Last season, the San Antonio Spurs narrowly missed a chance to secure a play-in spot in the second-to-last game of the season. The new format was introduced as a way to create a fair ending to a season in which teams would have an uneven number of games completed.
The format had its pros, such as the added drama and significance of later games that usually feel pointless to teams out of the picture. It also had its cons, like how the Phoenix Suns still missed out on the tournament despite going 8-0 in the NBA bubble.
This season, the play-in tournament made a return, complete with a makeover. Now, the top 10 teams in both conferences have a chance to play their way into a playoff seed at the end of the season.
Personally, I fall on the side of being in favor of the play-in tournament due to the added significance it gives late-season games and how it further discourages teams from tanking. This isn’t about whether the tournament is a good or bad idea, though. For now, it’s here to stay.
The crux of the issue I have with the recent controversy of the play-in as an idea was perfectly encapsulated by former ESPN columnist J.A. Adande.
If the play-in ends up costing the NBA the Lakers and Celtics for the playoffs you’ve gotta figure there will be consequences. Maybe not lost jobs, but that format would change. https://t.co/FI2n730jue
— J.A. Adande (@jadande) May 3, 2021
Talk about “saying the quiet part out loud.” I had to do a double-take to see if I read the blatant bias correctly the first time. If you’re not caught up, the play-in tournament is suddenly the center of attention for the national media after LeBron James expressed frustration at the system following the Lakers’ third straight loss.
LeBron on the NBA Play-In Tournament: "Whatever the case may be or we end up in the Playoff whatever that things is. Whoever came up with that s**t needs to be fired. But whatever." pic.twitter.com/lwRReGAQQ8
— Ballislife.com (@Ballislife) May 3, 2021
One year ago, James advocated for the play-in tournament, saying, “Why not let those guys battle it out? Make them play each other all five games?” Of course, the situation was different then. As mentioned, the uneven games for different teams called for drastic measures to even the playing field.
Still, we didn’t hear a peep from James about the tournament this season until the Lakers suddenly started to approach the seventh spot. This is a soft take from LeBron. Obviously, people will look out for themselves and their teammates first. I get that. Still, it’s not like LeBron is the only one affected by the new format.
LeBron will have to deal with the unconventional season just like everyone else, and in the end, I’m sure he and his Lakers will still be right there deep in the playoffs, potentially raising another trophy. The bigger gripe here is the big-market attitude expressed by Adande and the like.
Why did the play-in tournament become such an issue only when teams like Boston or Los Angeles became in danger of succumbing to them? In what world should you face consequences only because a specific handful of teams out of 30 were subjected to your ideas?
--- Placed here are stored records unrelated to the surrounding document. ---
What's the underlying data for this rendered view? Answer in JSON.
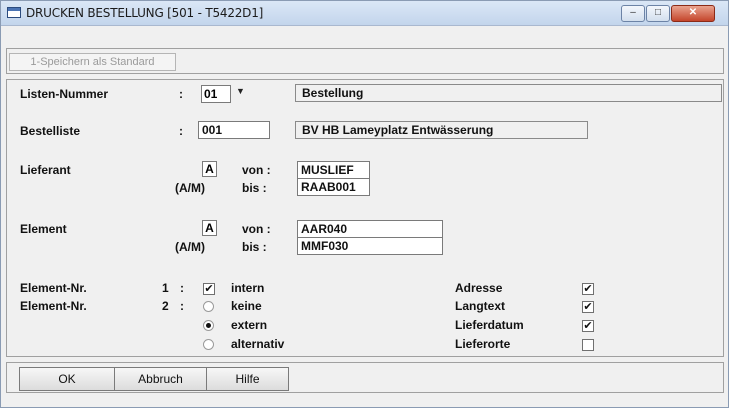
{
  "window": {
    "title": "DRUCKEN BESTELLUNG  [501 - T5422D1]",
    "controls": {
      "minimize": "–",
      "maximize": "□",
      "close": "✕"
    }
  },
  "toolbar": {
    "save_default_label": "1-Speichern als Standard"
  },
  "form": {
    "listen_nummer": {
      "label": "Listen-Nummer",
      "colon": ":",
      "value": "01",
      "description": "Bestellung"
    },
    "bestelliste": {
      "label": "Bestelliste",
      "colon": ":",
      "value": "001",
      "description": "BV HB Lameyplatz Entwässerung"
    },
    "lieferant": {
      "label": "Lieferant",
      "mode_label": "(A/M)",
      "mode_value": "A",
      "from_label": "von :",
      "to_label": "bis :",
      "from_value": "MUSLIEF",
      "to_value": "RAAB001"
    },
    "element": {
      "label": "Element",
      "mode_label": "(A/M)",
      "mode_value": "A",
      "from_label": "von :",
      "to_label": "bis :",
      "from_value": "AAR040",
      "to_value": "MMF030"
    },
    "element_nr_1": {
      "label": "Element-Nr.",
      "num": "1",
      "colon": ":",
      "option_label": "intern",
      "checked": true
    },
    "element_nr_2": {
      "label": "Element-Nr.",
      "num": "2",
      "colon": ":",
      "options": [
        {
          "label": "keine",
          "selected": false
        },
        {
          "label": "extern",
          "selected": true
        },
        {
          "label": "alternativ",
          "selected": false
        }
      ]
    },
    "right_options": [
      {
        "label": "Adresse",
        "checked": true
      },
      {
        "label": "Langtext",
        "checked": true
      },
      {
        "label": "Lieferdatum",
        "checked": true
      },
      {
        "label": "Lieferorte",
        "checked": false
      }
    ]
  },
  "buttons": {
    "ok": "OK",
    "cancel": "Abbruch",
    "help": "Hilfe"
  }
}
Seeing favoritism to markets like L.A., Boston, and New York likely won’t change any time soon. Even throughout San Antonio’s dominant runs over the last two decades, ESPN and the like knew where their big numbers came from and acted accordingly. Is it right? Nope, but that’s just how it goes.
Until Adam Silver decides to alter or remove the play-in tournament, its existence shouldn’t be an issue of contention only when convenient. It’s a terrible look.